**EXERCISE PROMPT**
The entries below must be returned exactly as they stand.

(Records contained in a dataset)
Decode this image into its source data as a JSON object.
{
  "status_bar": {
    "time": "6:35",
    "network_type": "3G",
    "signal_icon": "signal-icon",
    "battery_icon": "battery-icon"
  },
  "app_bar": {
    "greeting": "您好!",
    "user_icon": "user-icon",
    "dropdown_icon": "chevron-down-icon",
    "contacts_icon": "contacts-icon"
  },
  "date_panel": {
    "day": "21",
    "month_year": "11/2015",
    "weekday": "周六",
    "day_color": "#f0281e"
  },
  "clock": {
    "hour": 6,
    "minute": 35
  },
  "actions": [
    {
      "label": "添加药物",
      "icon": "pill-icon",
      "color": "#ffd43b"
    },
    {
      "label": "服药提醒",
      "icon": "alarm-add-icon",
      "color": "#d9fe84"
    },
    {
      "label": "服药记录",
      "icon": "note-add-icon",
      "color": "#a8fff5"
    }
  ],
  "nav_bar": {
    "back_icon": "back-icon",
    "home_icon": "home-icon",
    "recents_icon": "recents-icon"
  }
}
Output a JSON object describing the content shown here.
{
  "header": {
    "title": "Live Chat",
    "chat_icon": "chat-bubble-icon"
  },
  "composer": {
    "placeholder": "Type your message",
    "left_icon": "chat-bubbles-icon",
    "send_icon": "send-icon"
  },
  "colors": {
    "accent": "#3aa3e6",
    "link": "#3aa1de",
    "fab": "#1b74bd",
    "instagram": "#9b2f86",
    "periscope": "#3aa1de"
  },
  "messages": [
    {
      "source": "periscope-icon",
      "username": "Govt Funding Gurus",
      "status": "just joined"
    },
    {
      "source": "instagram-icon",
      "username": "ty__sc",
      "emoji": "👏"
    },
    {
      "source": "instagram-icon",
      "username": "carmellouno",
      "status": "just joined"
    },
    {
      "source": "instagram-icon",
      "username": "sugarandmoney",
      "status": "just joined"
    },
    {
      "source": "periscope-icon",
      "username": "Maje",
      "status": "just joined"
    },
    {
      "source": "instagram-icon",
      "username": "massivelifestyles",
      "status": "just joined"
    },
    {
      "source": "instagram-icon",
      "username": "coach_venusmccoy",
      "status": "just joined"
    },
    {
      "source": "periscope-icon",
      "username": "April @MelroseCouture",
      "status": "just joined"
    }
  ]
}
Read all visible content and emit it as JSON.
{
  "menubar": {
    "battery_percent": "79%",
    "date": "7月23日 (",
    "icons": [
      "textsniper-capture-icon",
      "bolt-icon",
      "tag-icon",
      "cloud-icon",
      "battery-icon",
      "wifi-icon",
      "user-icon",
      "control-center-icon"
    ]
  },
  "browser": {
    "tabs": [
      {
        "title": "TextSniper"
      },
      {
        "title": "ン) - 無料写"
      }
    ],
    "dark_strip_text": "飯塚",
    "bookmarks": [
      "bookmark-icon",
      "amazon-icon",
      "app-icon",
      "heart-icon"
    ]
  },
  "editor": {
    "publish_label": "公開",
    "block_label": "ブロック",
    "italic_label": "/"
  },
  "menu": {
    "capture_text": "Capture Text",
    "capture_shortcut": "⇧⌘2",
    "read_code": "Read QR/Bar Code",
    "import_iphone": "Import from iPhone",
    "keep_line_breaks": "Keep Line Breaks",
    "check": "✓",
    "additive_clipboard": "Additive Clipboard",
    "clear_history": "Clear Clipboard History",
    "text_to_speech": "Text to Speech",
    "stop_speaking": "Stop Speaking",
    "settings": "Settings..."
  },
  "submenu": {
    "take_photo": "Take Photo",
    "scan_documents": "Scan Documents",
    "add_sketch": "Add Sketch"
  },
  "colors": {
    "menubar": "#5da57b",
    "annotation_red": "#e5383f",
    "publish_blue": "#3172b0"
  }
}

**EXPECTED OUTPUT**
Decode this image into its source data as a JSON object.
{
  "status_bar": {
    "time": "6:35",
    "network_type": "3G",
    "signal_icon": "signal-icon",
    "battery_icon": "battery-icon"
  },
  "app_bar": {
    "greeting": "您好!",
    "user_icon": "user-icon",
    "dropdown_icon": "chevron-down-icon",
    "contacts_icon": "contacts-icon"
  },
  "date_panel": {
    "day": "21",
    "month_year": "11/2015",
    "weekday": "周六",
    "day_color": "#f0281e"
  },
  "clock": {
    "hour": 6,
    "minute": 35
  },
  "actions": [
    {
      "label": "添加药物",
      "icon": "pill-icon",
      "color": "#ffd43b"
    },
    {
      "label": "服药提醒",
      "icon": "alarm-add-icon",
      "color": "#d9fe84"
    },
    {
      "label": "服药记录",
      "icon": "note-add-icon",
      "color": "#a8fff5"
    }
  ],
  "nav_bar": {
    "back_icon": "back-icon",
    "home_icon": "home-icon",
    "recents_icon": "recents-icon"
  }
}
Output a JSON object describing the content shown here.
{
  "header": {
    "title": "Live Chat",
    "chat_icon": "chat-bubble-icon"
  },
  "composer": {
    "placeholder": "Type your message",
    "left_icon": "chat-bubbles-icon",
    "send_icon": "send-icon"
  },
  "colors": {
    "accent": "#3aa3e6",
    "link": "#3aa1de",
    "fab": "#1b74bd",
    "instagram": "#9b2f86",
    "periscope": "#3aa1de"
  },
  "messages": [
    {
      "source": "periscope-icon",
      "username": "Govt Funding Gurus",
      "status": "just joined"
    },
    {
      "source": "instagram-icon",
      "username": "ty__sc",
      "emoji": "👏"
    },
    {
      "source": "instagram-icon",
      "username": "carmellouno",
      "status": "just joined"
    },
    {
      "source": "instagram-icon",
      "username": "sugarandmoney",
      "status": "just joined"
    },
    {
      "source": "periscope-icon",
      "username": "Maje",
      "status": "just joined"
    },
    {
      "source": "instagram-icon",
      "username": "massivelifestyles",
      "status": "just joined"
    },
    {
      "source": "instagram-icon",
      "username": "coach_venusmccoy",
      "status": "just joined"
    },
    {
      "source": "periscope-icon",
      "username": "April @MelroseCouture",
      "status": "just joined"
    }
  ]
}
Read all visible content and emit it as JSON.
{
  "menubar": {
    "battery_percent": "79%",
    "date": "7月23日 (",
    "icons": [
      "textsniper-capture-icon",
      "bolt-icon",
      "tag-icon",
      "cloud-icon",
      "battery-icon",
      "wifi-icon",
      "user-icon",
      "control-center-icon"
    ]
  },
  "browser": {
    "tabs": [
      {
        "title": "TextSniper"
      },
      {
        "title": "ン) - 無料写"
      }
    ],
    "dark_strip_text": "飯塚",
    "bookmarks": [
      "bookmark-icon",
      "amazon-icon",
      "app-icon",
      "heart-icon"
    ]
  },
  "editor": {
    "publish_label": "公開",
    "block_label": "ブロック",
    "italic_label": "/"
  },
  "menu": {
    "capture_text": "Capture Text",
    "capture_shortcut": "⇧⌘2",
    "read_code": "Read QR/Bar Code",
    "import_iphone": "Import from iPhone",
    "keep_line_breaks": "Keep Line Breaks",
    "check": "✓",
    "additive_clipboard": "Additive Clipboard",
    "clear_history": "Clear Clipboard History",
    "text_to_speech": "Text to Speech",
    "stop_speaking": "Stop Speaking",
    "settings": "Settings..."
  },
  "submenu": {
    "take_photo": "Take Photo",
    "scan_documents": "Scan Documents",
    "add_sketch": "Add Sketch"
  },
  "colors": {
    "menubar": "#5da57b",
    "annotation_red": "#e5383f",
    "publish_blue": "#3172b0"
  }
}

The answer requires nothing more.